The data: Begin

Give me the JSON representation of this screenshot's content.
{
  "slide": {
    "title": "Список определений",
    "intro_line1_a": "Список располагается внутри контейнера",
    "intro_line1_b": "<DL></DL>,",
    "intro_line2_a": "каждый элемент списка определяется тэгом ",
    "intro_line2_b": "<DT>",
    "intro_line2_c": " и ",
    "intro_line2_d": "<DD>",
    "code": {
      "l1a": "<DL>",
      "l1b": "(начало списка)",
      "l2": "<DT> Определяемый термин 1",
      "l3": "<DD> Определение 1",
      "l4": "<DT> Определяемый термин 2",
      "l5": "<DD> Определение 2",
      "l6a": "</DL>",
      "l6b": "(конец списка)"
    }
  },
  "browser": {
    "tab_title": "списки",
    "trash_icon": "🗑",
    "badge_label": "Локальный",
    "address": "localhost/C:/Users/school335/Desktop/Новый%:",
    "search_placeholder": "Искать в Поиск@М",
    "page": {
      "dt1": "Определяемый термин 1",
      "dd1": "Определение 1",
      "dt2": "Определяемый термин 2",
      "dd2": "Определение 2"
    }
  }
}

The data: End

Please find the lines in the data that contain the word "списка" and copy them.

    "intro_line2_a": "каждый элемент списка определяется тэгом ",
      "l1b": "(начало списка)",
      "l6b": "(конец списка)"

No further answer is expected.